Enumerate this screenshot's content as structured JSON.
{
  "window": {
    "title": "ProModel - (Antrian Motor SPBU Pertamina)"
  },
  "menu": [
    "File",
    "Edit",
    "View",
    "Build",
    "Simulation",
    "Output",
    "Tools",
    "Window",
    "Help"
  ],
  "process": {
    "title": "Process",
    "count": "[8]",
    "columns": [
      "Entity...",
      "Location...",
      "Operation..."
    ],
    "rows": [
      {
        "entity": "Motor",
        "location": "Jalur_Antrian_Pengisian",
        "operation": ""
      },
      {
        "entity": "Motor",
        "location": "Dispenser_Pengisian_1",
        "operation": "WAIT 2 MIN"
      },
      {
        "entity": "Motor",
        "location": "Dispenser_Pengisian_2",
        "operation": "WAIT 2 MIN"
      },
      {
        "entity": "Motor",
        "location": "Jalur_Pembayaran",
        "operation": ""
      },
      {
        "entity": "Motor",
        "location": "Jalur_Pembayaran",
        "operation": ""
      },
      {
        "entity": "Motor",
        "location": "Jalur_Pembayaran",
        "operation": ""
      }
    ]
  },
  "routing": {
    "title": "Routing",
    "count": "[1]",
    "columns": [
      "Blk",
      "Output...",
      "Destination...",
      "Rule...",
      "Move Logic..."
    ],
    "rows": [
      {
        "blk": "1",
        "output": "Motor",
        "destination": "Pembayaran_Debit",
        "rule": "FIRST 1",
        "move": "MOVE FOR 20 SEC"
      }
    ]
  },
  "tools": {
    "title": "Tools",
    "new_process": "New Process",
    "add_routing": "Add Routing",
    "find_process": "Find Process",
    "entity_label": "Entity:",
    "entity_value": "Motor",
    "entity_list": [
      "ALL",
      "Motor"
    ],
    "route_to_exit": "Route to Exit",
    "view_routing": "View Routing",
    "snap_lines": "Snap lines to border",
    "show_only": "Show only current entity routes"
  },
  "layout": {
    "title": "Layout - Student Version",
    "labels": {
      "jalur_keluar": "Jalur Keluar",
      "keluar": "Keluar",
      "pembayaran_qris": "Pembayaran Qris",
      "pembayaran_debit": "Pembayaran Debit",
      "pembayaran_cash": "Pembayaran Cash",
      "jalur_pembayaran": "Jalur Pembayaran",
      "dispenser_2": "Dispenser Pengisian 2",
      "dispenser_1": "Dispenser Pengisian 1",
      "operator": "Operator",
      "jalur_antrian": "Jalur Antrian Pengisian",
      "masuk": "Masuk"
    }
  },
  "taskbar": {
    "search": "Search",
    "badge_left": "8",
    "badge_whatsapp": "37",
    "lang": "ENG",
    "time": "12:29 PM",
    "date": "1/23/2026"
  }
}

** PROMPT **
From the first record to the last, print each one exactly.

** EXERCISE ANSWER **
Enumerate this screenshot's content as structured JSON.
{
  "window": {
    "title": "ProModel - (Antrian Motor SPBU Pertamina)"
  },
  "menu": [
    "File",
    "Edit",
    "View",
    "Build",
    "Simulation",
    "Output",
    "Tools",
    "Window",
    "Help"
  ],
  "process": {
    "title": "Process",
    "count": "[8]",
    "columns": [
      "Entity...",
      "Location...",
      "Operation..."
    ],
    "rows": [
      {
        "entity": "Motor",
        "location": "Jalur_Antrian_Pengisian",
        "operation": ""
      },
      {
        "entity": "Motor",
        "location": "Dispenser_Pengisian_1",
        "operation": "WAIT 2 MIN"
      },
      {
        "entity": "Motor",
        "location": "Dispenser_Pengisian_2",
        "operation": "WAIT 2 MIN"
      },
      {
        "entity": "Motor",
        "location": "Jalur_Pembayaran",
        "operation": ""
      },
      {
        "entity": "Motor",
        "location": "Jalur_Pembayaran",
        "operation": ""
      },
      {
        "entity": "Motor",
        "location": "Jalur_Pembayaran",
        "operation": ""
      }
    ]
  },
  "routing": {
    "title": "Routing",
    "count": "[1]",
    "columns": [
      "Blk",
      "Output...",
      "Destination...",
      "Rule...",
      "Move Logic..."
    ],
    "rows": [
      {
        "blk": "1",
        "output": "Motor",
        "destination": "Pembayaran_Debit",
        "rule": "FIRST 1",
        "move": "MOVE FOR 20 SEC"
      }
    ]
  },
  "tools": {
    "title": "Tools",
    "new_process": "New Process",
    "add_routing": "Add Routing",
    "find_process": "Find Process",
    "entity_label": "Entity:",
    "entity_value": "Motor",
    "entity_list": [
      "ALL",
      "Motor"
    ],
    "route_to_exit": "Route to Exit",
    "view_routing": "View Routing",
    "snap_lines": "Snap lines to border",
    "show_only": "Show only current entity routes"
  },
  "layout": {
    "title": "Layout - Student Version",
    "labels": {
      "jalur_keluar": "Jalur Keluar",
      "keluar": "Keluar",
      "pembayaran_qris": "Pembayaran Qris",
      "pembayaran_debit": "Pembayaran Debit",
      "pembayaran_cash": "Pembayaran Cash",
      "jalur_pembayaran": "Jalur Pembayaran",
      "dispenser_2": "Dispenser Pengisian 2",
      "dispenser_1": "Dispenser Pengisian 1",
      "operator": "Operator",
      "jalur_antrian": "Jalur Antrian Pengisian",
      "masuk": "Masuk"
    }
  },
  "taskbar": {
    "search": "Search",
    "badge_left": "8",
    "badge_whatsapp": "37",
    "lang": "ENG",
    "time": "12:29 PM",
    "date": "1/23/2026"
  }
}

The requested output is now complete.